> **About this task**:
Every line in the records below with the string "close" is to be copied out.

..............................

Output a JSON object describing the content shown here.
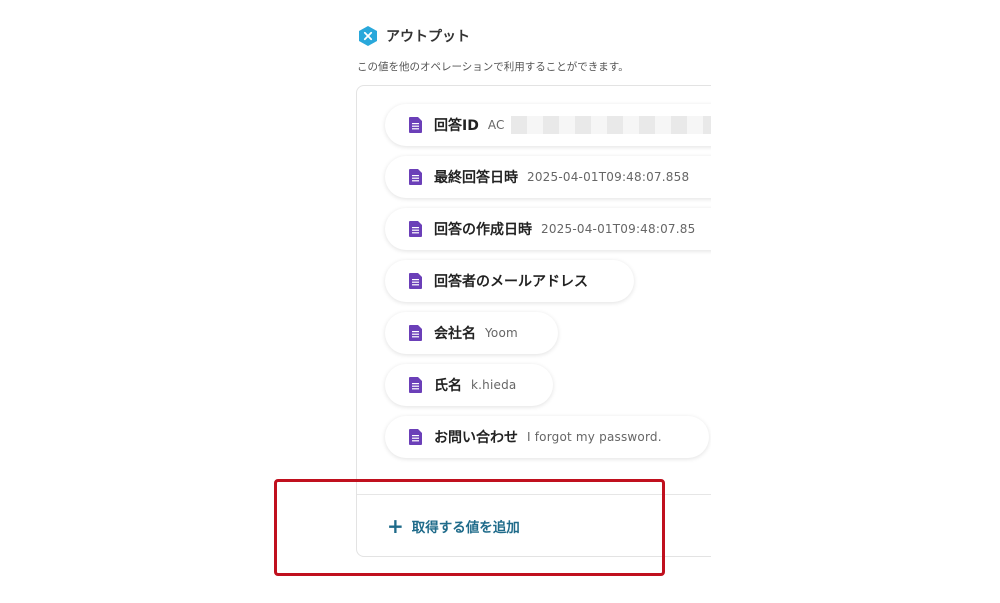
{
  "output": {
    "title": "アウトプット",
    "description": "この値を他のオペレーションで利用することができます。",
    "icon": "close-hex-icon",
    "icon_color": "#29a8db"
  },
  "items": [
    {
      "label": "回答ID",
      "value": "AC"
    },
    {
      "label": "最終回答日時",
      "value": "2025-04-01T09:48:07.858"
    },
    {
      "label": "回答の作成日時",
      "value": "2025-04-01T09:48:07.85"
    },
    {
      "label": "回答者のメールアドレス",
      "value": ""
    },
    {
      "label": "会社名",
      "value": "Yoom"
    },
    {
      "label": "氏名",
      "value": "k.hieda"
    },
    {
      "label": "お問い合わせ",
      "value": "I forgot my password."
    }
  ],
  "add_button": {
    "label": "取得する値を追加",
    "icon": "plus-icon",
    "color": "#1f6b8a"
  },
  "colors": {
    "doc_icon": "#6b3fb8",
    "highlight": "#c0101e"
  }
}
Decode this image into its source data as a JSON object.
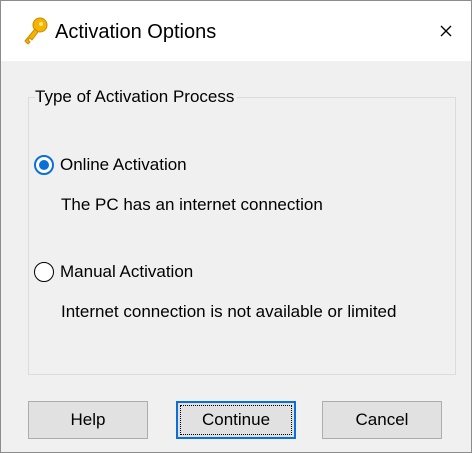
{
  "window": {
    "title": "Activation Options",
    "icon": "key-icon",
    "close_icon": "close-icon"
  },
  "group": {
    "legend": "Type of Activation Process"
  },
  "options": [
    {
      "label": "Online Activation",
      "description": "The PC has an internet connection",
      "selected": true
    },
    {
      "label": "Manual Activation",
      "description": "Internet connection is not available or limited",
      "selected": false
    }
  ],
  "buttons": {
    "help": "Help",
    "continue": "Continue",
    "cancel": "Cancel"
  },
  "colors": {
    "accent": "#0a6fd6",
    "key_gold": "#f5b400",
    "dialog_background": "#f0f0f0"
  }
}
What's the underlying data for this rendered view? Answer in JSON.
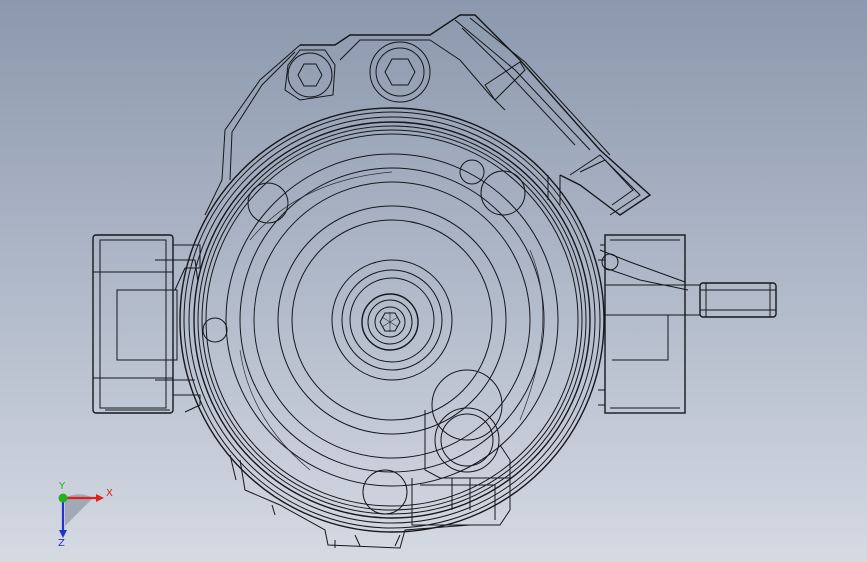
{
  "view": {
    "model": "compressor-wireframe",
    "display_style": "hidden-lines-visible",
    "colors": {
      "background_top": "#8c98ad",
      "background_bottom": "#d5dae3",
      "line": "#15171c"
    }
  },
  "triad": {
    "x_label": "X",
    "y_label": "Y",
    "z_label": "Z",
    "x_color": "#e0201b",
    "y_color": "#1fb31f",
    "z_color": "#2233cc"
  }
}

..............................

> **Response**:
    "icon": "close-hex-icon",
    "close_icon": "close-icon"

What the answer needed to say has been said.